[TASK DETAILS]: When the string "DatePlace" is part of a line below, that line should be copied.

--- START ---

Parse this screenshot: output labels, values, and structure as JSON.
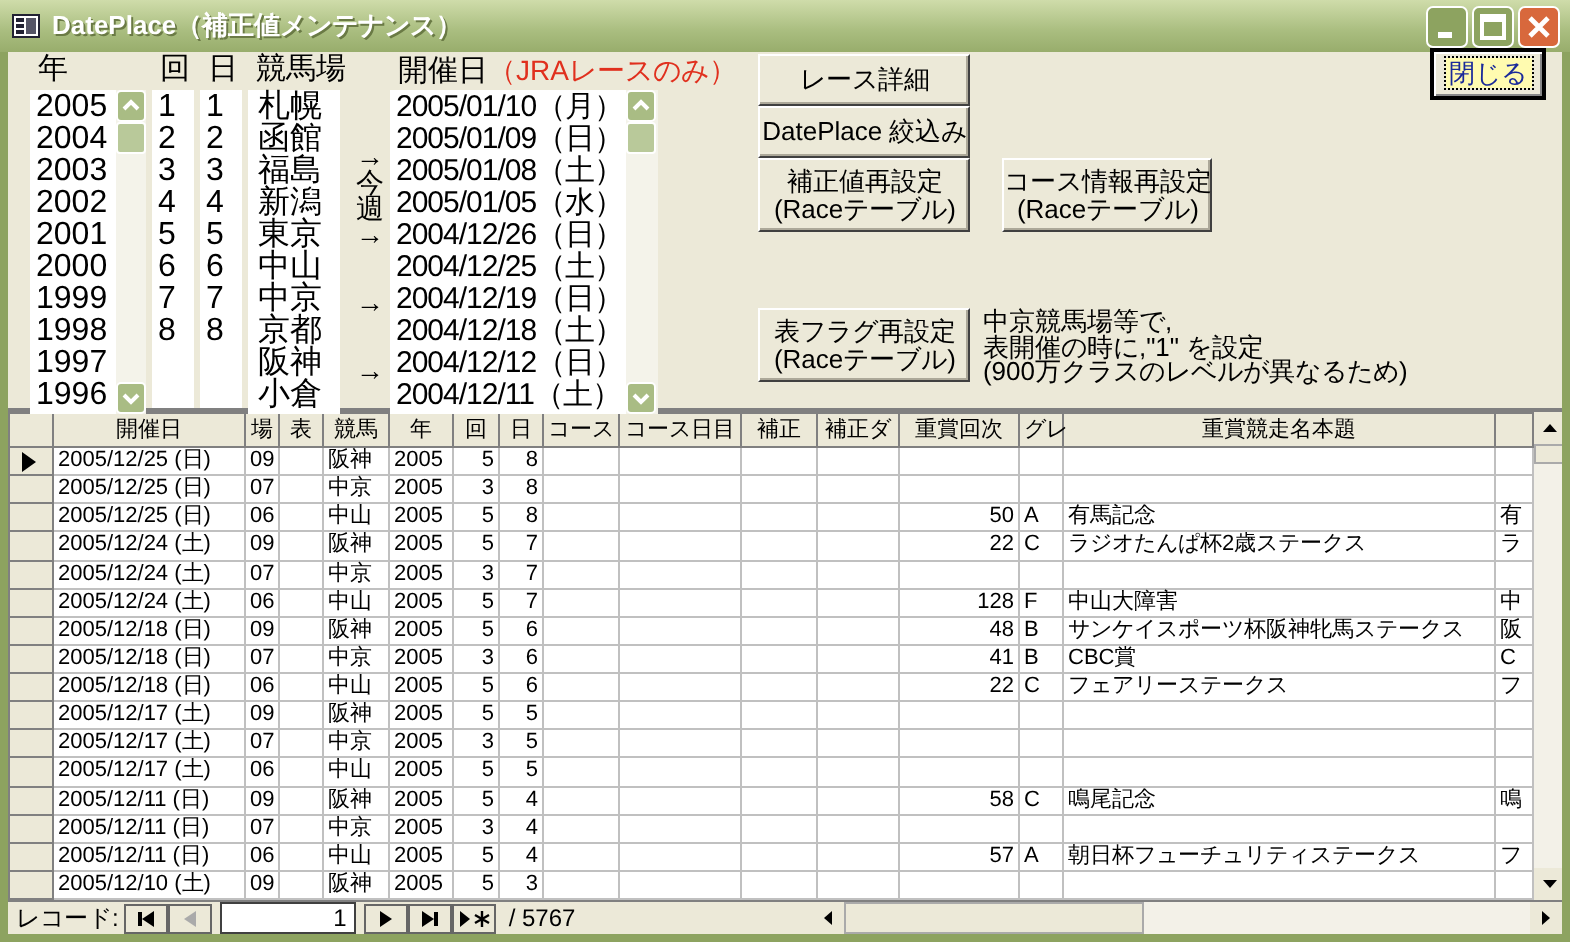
{
  "window": {
    "title": "DatePlace（補正値メンテナンス）"
  },
  "filters": {
    "year": {
      "label": "年",
      "items": [
        "2005",
        "2004",
        "2003",
        "2002",
        "2001",
        "2000",
        "1999",
        "1998",
        "1997",
        "1996"
      ]
    },
    "round": {
      "label": "回",
      "items": [
        "1",
        "2",
        "3",
        "4",
        "5",
        "6",
        "7",
        "8"
      ]
    },
    "day": {
      "label": "日",
      "items": [
        "1",
        "2",
        "3",
        "4",
        "5",
        "6",
        "7",
        "8"
      ]
    },
    "course": {
      "label": "競馬場",
      "items": [
        "札幌",
        "函館",
        "福島",
        "新潟",
        "東京",
        "中山",
        "中京",
        "京都",
        "阪神",
        "小倉"
      ]
    },
    "markers": [
      {
        "kind": "vertical",
        "text": "→今週→"
      },
      {
        "kind": "arrow",
        "text": "→"
      },
      {
        "kind": "arrow",
        "text": "→"
      }
    ],
    "date": {
      "label": "開催日",
      "note": "（JRAレースのみ）",
      "items": [
        "2005/01/10（月）",
        "2005/01/09（日）",
        "2005/01/08（土）",
        "2005/01/05（水）",
        "2004/12/26（日）",
        "2004/12/25（土）",
        "2004/12/19（日）",
        "2004/12/18（土）",
        "2004/12/12（日）",
        "2004/12/11（土）"
      ]
    }
  },
  "buttons": {
    "race_detail": "レース詳細",
    "narrow": "DatePlace 絞込み",
    "reset_adjust": [
      "補正値再設定",
      "(Raceテーブル)"
    ],
    "reset_course": [
      "コース情報再設定",
      "(Raceテーブル)"
    ],
    "reset_flag": [
      "表フラグ再設定",
      "(Raceテーブル)"
    ],
    "close": "閉じる"
  },
  "note": [
    "中京競馬場等で,",
    "表開催の時に,\"1\" を設定",
    "(900万クラスのレベルが異なるため)"
  ],
  "table": {
    "columns": [
      "開催日",
      "場",
      "表",
      "競馬",
      "年",
      "回",
      "日",
      "コース",
      "コース日目",
      "補正",
      "補正ダ",
      "重賞回次",
      "グレ",
      "重賞競走名本題"
    ],
    "rows": [
      {
        "selected": true,
        "date": "2005/12/25 (日)",
        "place": "09",
        "name": "阪神",
        "year": "2005",
        "round": "5",
        "day": "8"
      },
      {
        "selected": false,
        "date": "2005/12/25 (日)",
        "place": "07",
        "name": "中京",
        "year": "2005",
        "round": "3",
        "day": "8"
      },
      {
        "selected": false,
        "date": "2005/12/25 (日)",
        "place": "06",
        "name": "中山",
        "year": "2005",
        "round": "5",
        "day": "8",
        "grade_no": "50",
        "grade": "A",
        "race_title": "有馬記念",
        "column_15": "有"
      },
      {
        "selected": false,
        "date": "2005/12/24 (土)",
        "place": "09",
        "name": "阪神",
        "year": "2005",
        "round": "5",
        "day": "7",
        "grade_no": "22",
        "grade": "C",
        "race_title": "ラジオたんぱ杯2歳ステークス",
        "column_15": "ラ"
      },
      {
        "selected": false,
        "date": "2005/12/24 (土)",
        "place": "07",
        "name": "中京",
        "year": "2005",
        "round": "3",
        "day": "7"
      },
      {
        "selected": false,
        "date": "2005/12/24 (土)",
        "place": "06",
        "name": "中山",
        "year": "2005",
        "round": "5",
        "day": "7",
        "grade_no": "128",
        "grade": "F",
        "race_title": "中山大障害",
        "column_15": "中"
      },
      {
        "selected": false,
        "date": "2005/12/18 (日)",
        "place": "09",
        "name": "阪神",
        "year": "2005",
        "round": "5",
        "day": "6",
        "grade_no": "48",
        "grade": "B",
        "race_title": "サンケイスポーツ杯阪神牝馬ステークス",
        "column_15": "阪"
      },
      {
        "selected": false,
        "date": "2005/12/18 (日)",
        "place": "07",
        "name": "中京",
        "year": "2005",
        "round": "3",
        "day": "6",
        "grade_no": "41",
        "grade": "B",
        "race_title": "CBC賞",
        "column_15": "C"
      },
      {
        "selected": false,
        "date": "2005/12/18 (日)",
        "place": "06",
        "name": "中山",
        "year": "2005",
        "round": "5",
        "day": "6",
        "grade_no": "22",
        "grade": "C",
        "race_title": "フェアリーステークス",
        "column_15": "フ"
      },
      {
        "selected": false,
        "date": "2005/12/17 (土)",
        "place": "09",
        "name": "阪神",
        "year": "2005",
        "round": "5",
        "day": "5"
      },
      {
        "selected": false,
        "date": "2005/12/17 (土)",
        "place": "07",
        "name": "中京",
        "year": "2005",
        "round": "3",
        "day": "5"
      },
      {
        "selected": false,
        "date": "2005/12/17 (土)",
        "place": "06",
        "name": "中山",
        "year": "2005",
        "round": "5",
        "day": "5"
      },
      {
        "selected": false,
        "date": "2005/12/11 (日)",
        "place": "09",
        "name": "阪神",
        "year": "2005",
        "round": "5",
        "day": "4",
        "grade_no": "58",
        "grade": "C",
        "race_title": "鳴尾記念",
        "column_15": "鳴"
      },
      {
        "selected": false,
        "date": "2005/12/11 (日)",
        "place": "07",
        "name": "中京",
        "year": "2005",
        "round": "3",
        "day": "4"
      },
      {
        "selected": false,
        "date": "2005/12/11 (日)",
        "place": "06",
        "name": "中山",
        "year": "2005",
        "round": "5",
        "day": "4",
        "grade_no": "57",
        "grade": "A",
        "race_title": "朝日杯フューチュリティステークス",
        "column_15": "フ"
      },
      {
        "selected": false,
        "date": "2005/12/10 (土)",
        "place": "09",
        "name": "阪神",
        "year": "2005",
        "round": "5",
        "day": "3"
      }
    ]
  },
  "navigation": {
    "label": "レコード:",
    "current": "1",
    "total": "/ 5767"
  }
}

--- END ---

[EXPECTED ANSWER]:
    "title": "DatePlace（補正値メンテナンス）"
    "narrow": "DatePlace 絞込み",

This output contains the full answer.